China shares dropped on Monday after a shock contraction in Chinese exports reflected a slowdown in the world's second-largest economy, but the government's tax-cut plans to boost growth curbed further declines.At the midday break, the Shanghai Composite index was down 0.56 percent at 2,539.59 points. China's blue-chip CSI300 index was down 0.77 percent, with its financial sector sub-index dropping 0.68 percent and the healthcare sub-index slipping 2.15 percent. Chinese H-shares listed in Hong Kong dropped 1.49 percent to 10,299.09 points, while the Hang Seng Index was down 1.38 percent at 26,299.19.

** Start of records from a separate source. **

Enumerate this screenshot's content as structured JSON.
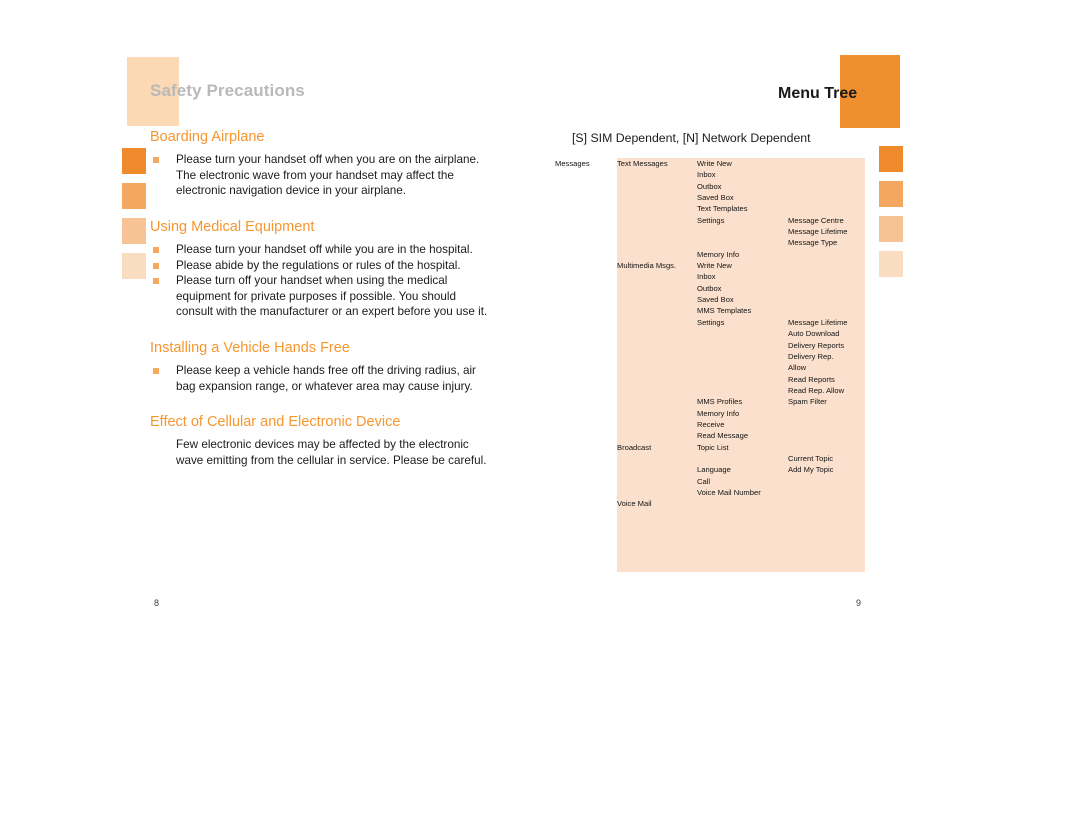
{
  "left_page": {
    "header_title": "Safety Precautions",
    "page_number": "8",
    "sections": [
      {
        "heading": "Boarding Airplane",
        "type": "bullets",
        "items": [
          "Please turn your handset off when you are on the airplane. The electronic wave from your handset may affect the electronic navigation device in your airplane."
        ]
      },
      {
        "heading": "Using Medical Equipment",
        "type": "bullets",
        "items": [
          "Please turn your handset off while you are in the hospital.",
          "Please abide by the regulations or rules of the hospital.",
          "Please turn off your handset when using the medical equipment for private purposes if possible. You should consult with the manufacturer or an expert before you use it."
        ]
      },
      {
        "heading": "Installing a Vehicle Hands Free",
        "type": "bullets",
        "items": [
          "Please keep a vehicle hands free off the driving radius, air bag expansion range, or whatever area may cause injury."
        ]
      },
      {
        "heading": "Effect of Cellular and Electronic Device",
        "type": "plain",
        "items": [
          "Few electronic devices may be affected by the electronic wave emitting from the cellular in service. Please be careful."
        ]
      }
    ]
  },
  "right_page": {
    "header_title": "Menu Tree",
    "page_number": "9",
    "legend": "[S] SIM Dependent, [N] Network Dependent",
    "tree_rows": [
      {
        "c1": "Messages",
        "c2": "Text Messages",
        "c3": "Write New",
        "c4": ""
      },
      {
        "c1": "",
        "c2": "",
        "c3": "Inbox",
        "c4": ""
      },
      {
        "c1": "",
        "c2": "",
        "c3": "Outbox",
        "c4": ""
      },
      {
        "c1": "",
        "c2": "",
        "c3": "Saved Box",
        "c4": ""
      },
      {
        "c1": "",
        "c2": "",
        "c3": "Text Templates",
        "c4": ""
      },
      {
        "c1": "",
        "c2": "",
        "c3": "Settings",
        "c4": "Message Centre"
      },
      {
        "c1": "",
        "c2": "",
        "c3": "",
        "c4": "Message Lifetime"
      },
      {
        "c1": "",
        "c2": "",
        "c3": "",
        "c4": "Message Type"
      },
      {
        "c1": "",
        "c2": "",
        "c3": "Memory Info",
        "c4": ""
      },
      {
        "c1": "",
        "c2": "Multimedia Msgs.",
        "c3": "Write New",
        "c4": ""
      },
      {
        "c1": "",
        "c2": "",
        "c3": "Inbox",
        "c4": ""
      },
      {
        "c1": "",
        "c2": "",
        "c3": "Outbox",
        "c4": ""
      },
      {
        "c1": "",
        "c2": "",
        "c3": "Saved Box",
        "c4": ""
      },
      {
        "c1": "",
        "c2": "",
        "c3": "MMS Templates",
        "c4": ""
      },
      {
        "c1": "",
        "c2": "",
        "c3": "Settings",
        "c4": "Message Lifetime"
      },
      {
        "c1": "",
        "c2": "",
        "c3": "",
        "c4": "Auto Download"
      },
      {
        "c1": "",
        "c2": "",
        "c3": "",
        "c4": "Delivery Reports"
      },
      {
        "c1": "",
        "c2": "",
        "c3": "",
        "c4": "Delivery Rep."
      },
      {
        "c1": "",
        "c2": "",
        "c3": "",
        "c4": "Allow"
      },
      {
        "c1": "",
        "c2": "",
        "c3": "",
        "c4": "Read Reports"
      },
      {
        "c1": "",
        "c2": "",
        "c3": "",
        "c4": "Read Rep. Allow"
      },
      {
        "c1": "",
        "c2": "",
        "c3": "MMS Profiles",
        "c4": "Spam Filter"
      },
      {
        "c1": "",
        "c2": "",
        "c3": "Memory Info",
        "c4": ""
      },
      {
        "c1": "",
        "c2": "",
        "c3": "Receive",
        "c4": ""
      },
      {
        "c1": "",
        "c2": "",
        "c3": "Read Message",
        "c4": ""
      },
      {
        "c1": "",
        "c2": "Broadcast",
        "c3": "Topic List",
        "c4": ""
      },
      {
        "c1": "",
        "c2": "",
        "c3": "",
        "c4": "Current Topic"
      },
      {
        "c1": "",
        "c2": "",
        "c3": "Language",
        "c4": "Add My Topic"
      },
      {
        "c1": "",
        "c2": "",
        "c3": "Call",
        "c4": ""
      },
      {
        "c1": "",
        "c2": "",
        "c3": "Voice Mail Number",
        "c4": ""
      },
      {
        "c1": "",
        "c2": "Voice Mail",
        "c3": "",
        "c4": ""
      }
    ]
  },
  "decor": {
    "square_colors": [
      "#ef8b2c",
      "#f3a761",
      "#f7c294",
      "#fadcc0"
    ]
  }
}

China's December exports unexpectedly fell the most in two years and imports contracted, official data showed on Monday, pointing to further weakening in the world's second-largest economy and soft global demand. "We believe trade growth next year will slow significantly on huge uncertainty and high base," analysts at Citi said in a note. "Despite increased optimism after (the) Trump-Xi summit in Argentina, significant uncertainty remains as to whether there could be a "deal" after March 1," the note added. Car makers in China are bracing for zero to tepid growth in sales this year, after a tough 2018 when the world's top auto market probably contracted for the first time in two decades, as slowing economic growth drags on demand.

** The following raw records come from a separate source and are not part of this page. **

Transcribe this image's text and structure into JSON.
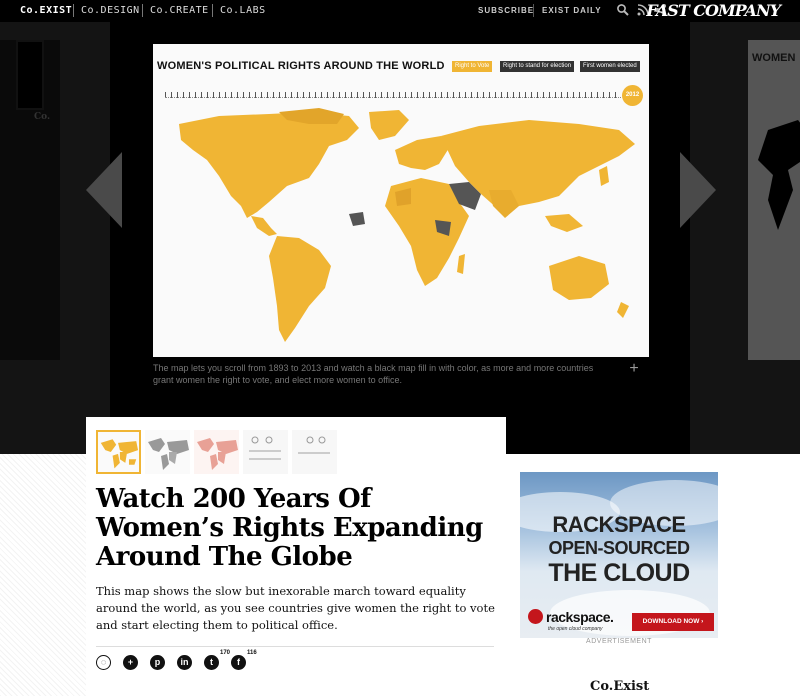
{
  "topnav": {
    "sections": [
      "Co.EXIST",
      "Co.DESIGN",
      "Co.CREATE",
      "Co.LABS"
    ],
    "links": [
      "SUBSCRIBE",
      "EXIST DAILY"
    ],
    "icons": [
      "search-icon",
      "rss-icon",
      "share-icon"
    ],
    "brand": "FAST COMPANY"
  },
  "hero": {
    "map_title": "WOMEN'S POLITICAL RIGHTS AROUND THE WORLD",
    "buttons": [
      {
        "label": "Right to Vote",
        "active": true
      },
      {
        "label": "Right to stand for election",
        "active": false
      },
      {
        "label": "First women elected",
        "active": false
      }
    ],
    "year": "2012",
    "caption": "The map lets you scroll from 1893 to 2013 and watch a black map fill in with color, as more and more countries grant women the right to vote, and elect more women to office.",
    "left_ghost_label": "Co.",
    "right_ghost_title": "WOMEN",
    "colors": {
      "map_fill": "#f0b534",
      "map_dark": "#555555",
      "accent": "#f0b534"
    }
  },
  "article": {
    "headline": "Watch 200 Years Of Women’s Rights Expanding Around The Globe",
    "dek": "This map shows the slow but inexorable march toward equality around the world, as you see countries give women the right to vote and start electing them to political office.",
    "social": [
      {
        "icon": "comment-icon",
        "count": ""
      },
      {
        "icon": "plus-icon",
        "count": ""
      },
      {
        "icon": "pinterest-icon",
        "count": ""
      },
      {
        "icon": "linkedin-icon",
        "count": ""
      },
      {
        "icon": "twitter-icon",
        "count": "170"
      },
      {
        "icon": "facebook-icon",
        "count": "116"
      }
    ]
  },
  "ad": {
    "line1": "RACKSPACE",
    "line2": "OPEN-SOURCED",
    "line3": "THE CLOUD",
    "brand": "rackspace.",
    "tagline": "the open cloud company",
    "cta": "DOWNLOAD NOW ›",
    "label": "ADVERTISEMENT"
  },
  "sidebar_label": "Co.Exist"
}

Automakers are down, with Warren Buffett-backed electric car maker BYD Co Ltd down 2.02 percent in Shenzhen and down 4.84 percent in Hong Kong. Geely Automobile Holdings Ltd is down 2.88 percent. Chinese banking shares dropped after the banking regulator said on Friday that commercial banks' non-performing loan (NPL) ratio hit a 10-year high of 1.89 percent at the end of 2018 amid slowing economic growth. The CSI China mainland banks index is 0.4 percent lower. China plans to reduce restrictions on foreign investment and address difficulties facing foreign companies investing in the country, the country's commerce minister said on the weekend. The human resources ministry said it would roll out measures to maintain stable employment. ** China's foreign exchange regulator said it would double the quota for the Qualified Foreign Institutional Investor (QFII) programme to meet demand from overseas investors.
The inclusion of Chinese A-shares in global stock indexes could see foreign inflows into China's stock market double in 2019, the vice chairman of the China Securities Regulatory Commission said. Premier Li Keqiang said China's plans for tax cuts targeting smaller companies will help to support employment and economic stability, and will expand the country's tax base over the long term. The smaller Shenzhen index was down 0.7 percent and the start-up board ChiNext Composite index was weaker by 1.05 percent. Around the region, MSCI's Asia ex-Japan stock index slipped 0.96 percent, while Japan's Nikkei index rose 0.97 percent. The yuan was quoted at 6.7558 per U.S. dollar, 0.16 percent firmer than the previous close of 6.7666.
The largest percentage gainers in the main Shanghai Composite index were Xining Special Steel Co Ltd, which rose 10.14 percent, followed by Yunnan Coal & Energy Co Ltd , which gained 10.1 percent and Ningxia Jiaze Renewables Corp Ltd, which climbed 10.09 percent. The largest percentage losses in the Shanghai index were Zhongchang Big Data Corp Ltd, which slipped 9.99 percent, followed by Changshu Fengfan Power Equipment Co Ltd , which lost 9.96 percent and Beijing Tiantan Biological Products Corp Ltd, which fell 9.31 percent. So far this year, the Shanghai stock index rose 2.4 percent, while China's H-share index climbed 3.3 percent. Shanghai stocks rose 2.4 percent so far this month.
The top gainers among H-shares were China Merchants Bank Co Ltd, up 0.83 percent, followed by Anhui Conch Cement Co Ltd, gaining 0.66 percent and Guangdong Investment Ltd, up by 0.53 percent. The three biggest H-shares percentage decliners were BYD Co Ltd, down 4.84 percent, Huaneng Power International Inc, down 4.3 percent and Air China Ltd, which is 3.6 percent lower. In Hong Kong, the sub-index of the Hang Seng index tracking energy shares declined 2 percent, while the IT sector fell 2.3 percent. The top gainer on the Hang Seng was Wharf Real Estate Investment Company Ltd, up 0.52 percent, while the biggest loser was CNOOC Ltd, which was down 3.43 percent.
(With inputs from agencies.)